Traditional Art Meets the Digital Diva: Hatsune Miku Ukiyo-e Woodblock Prints

The latest Hatsune Miku collaboration is a continuation of over 400 years of traditional Japanese art!

It seems like with each new Hatsune Miku collaborative project announced, the wallets of many Miku fans suffer a little. Well, according to Hobby Stock website, there’s a new collaborative project with artists of an over-400-year-old traditional Japanese art. The project is called Ukiyo-e Woodblock Prints of Hatsune Miku: Tokaido Diva Hatsune Miku, in which ukiyo-e (lit. “pictures of the floating world”) woodblock prints of Miku will be made and sold for ¥48,600 JPY (about $485 USD) each!

Image from Ticket Pia’s website.

Here we have an example of one of the Ukiyo-e Woodblock Prints of Hatsune Miku: Tokaido Diva Hatsune Miku being produced. Understandably, there are likely many people who think the price is quite high, but reading the official site would tell you that these prints are produced with the utmost, highest quality materials and craftsmanship possible. However, rather than bog you down with a long-winded and hard-to-understand explanation of all the details, I’ll just present these photos of the woodblock-printing process with short and simple explanations for each. For more detailed explanations and more photos, please follow the link at the end of this article.

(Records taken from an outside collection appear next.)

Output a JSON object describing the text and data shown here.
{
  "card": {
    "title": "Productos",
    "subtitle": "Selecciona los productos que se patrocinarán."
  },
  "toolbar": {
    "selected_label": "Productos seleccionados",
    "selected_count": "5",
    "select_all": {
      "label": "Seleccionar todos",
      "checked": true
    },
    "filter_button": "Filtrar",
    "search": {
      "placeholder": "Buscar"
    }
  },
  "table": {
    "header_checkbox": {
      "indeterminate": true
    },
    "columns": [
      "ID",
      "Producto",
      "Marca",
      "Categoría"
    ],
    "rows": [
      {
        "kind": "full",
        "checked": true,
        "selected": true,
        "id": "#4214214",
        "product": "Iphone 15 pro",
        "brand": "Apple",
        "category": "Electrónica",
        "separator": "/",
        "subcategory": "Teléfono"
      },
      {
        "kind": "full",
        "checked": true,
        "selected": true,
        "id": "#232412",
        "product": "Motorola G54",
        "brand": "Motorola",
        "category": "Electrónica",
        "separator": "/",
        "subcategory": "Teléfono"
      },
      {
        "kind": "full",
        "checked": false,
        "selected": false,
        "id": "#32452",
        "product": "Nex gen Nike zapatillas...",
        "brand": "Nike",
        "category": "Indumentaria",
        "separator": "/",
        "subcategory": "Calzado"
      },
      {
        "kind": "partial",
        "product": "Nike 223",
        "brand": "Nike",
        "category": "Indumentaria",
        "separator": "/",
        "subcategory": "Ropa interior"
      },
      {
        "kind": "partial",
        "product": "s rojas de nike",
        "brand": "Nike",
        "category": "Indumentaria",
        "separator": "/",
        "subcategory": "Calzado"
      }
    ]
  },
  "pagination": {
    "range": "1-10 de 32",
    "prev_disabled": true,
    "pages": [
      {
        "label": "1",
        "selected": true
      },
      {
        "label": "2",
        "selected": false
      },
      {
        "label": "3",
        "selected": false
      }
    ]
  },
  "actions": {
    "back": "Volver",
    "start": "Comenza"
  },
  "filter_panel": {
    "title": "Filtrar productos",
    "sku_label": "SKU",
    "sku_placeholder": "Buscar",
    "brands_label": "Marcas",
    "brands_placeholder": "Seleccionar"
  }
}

Image from Ticket Pia’s website.

Here we see a master ukiyo-e carver using a chisel to carve out the woodblock image, following a drawing done by an artist from Kyoto. Because he’ll need to use a different carving board for each and every color in the image, he has prepared no less than 21 separate carving boards for the project. Suffice to say, it’s very delicate and meticulous work.

Image from Ticket Pia’s website.

Now, let’s take a look at the print process. Using Japanese paper and the 21 boards prepared by artisans at a woodblock print workshop, the artist will press each color from the boards onto the paper, 45 times for each color. Of course, just one small slip and the whole process will have to be done all over again from the beginning, so working with complete concentration is an absolute must. Incidentally, this high-quality paper, known as Echizen Kizuki Bousho paper, must also be strong enough to withstand 45 ink presses against the boards. There will be 100 Miku ukiyo-e woodblock prints made in this manner.

Thus, they intend to put exactly 100 of these Ukiyo-e Woodblock Prints of Hatsune Miku: Tokaido Diva Hatsune Miku on sale. They will be accepting orders on Hobby Stock’s Rakuten Global page starting from August 19th, 5:00 PM (JST) to October 19th, 11:59 PM (JST). Those interested in owning Miku ukiyo-e prints made with the highest quality craftsmanship and materials should consider a purchase.

Hobby Stock-Hatsune Miku Ukiyo-e Website (English)

Hobby Stock’s Rakuten Global Purchase Page

UPDATE: As of August 19th, 7:00 PM (JST), the writer has confirmed that all 100 of the Hatsune Miku ukiyo-e woodblock prints have been sold out. Whether or not any more will be made or sold is not presently known.

※About Ukiyo-e
Ukiyo-e is an ancient genre of painting that originated in Japan during the Edo Period (between 200 to 400 years in the past). The “ukiyo” in “ukiyo-e” can mean “modern-style,” as these paintings were meant to realistically capture the look and feel of scenery that an average person at the time sees in their day-to-day living. Many are printed on woodblocks, but there are also hand-painted illustrations among the earliest ukiyo-e as well. They give the modern-day person a glimpse into the everyday life of someone from Edo-Era Japan, and are thus extremely valuable. (Of course, since the above-mentioned woodblock prints are of Miku, strictly speaking, they thus don’t qualify as ukiyo-e, but they can still be thought of as ukiyo-e-styled paintings.) For more information, please consult the Wikipedia page.


About marumain

Hello! You can call me Marumain, and I serve as a translator between VNN in English and VNN in Japanese, translating articles between the two languages. I love pretty much every Vocaloid, though I consider MAIKA to be my favorite!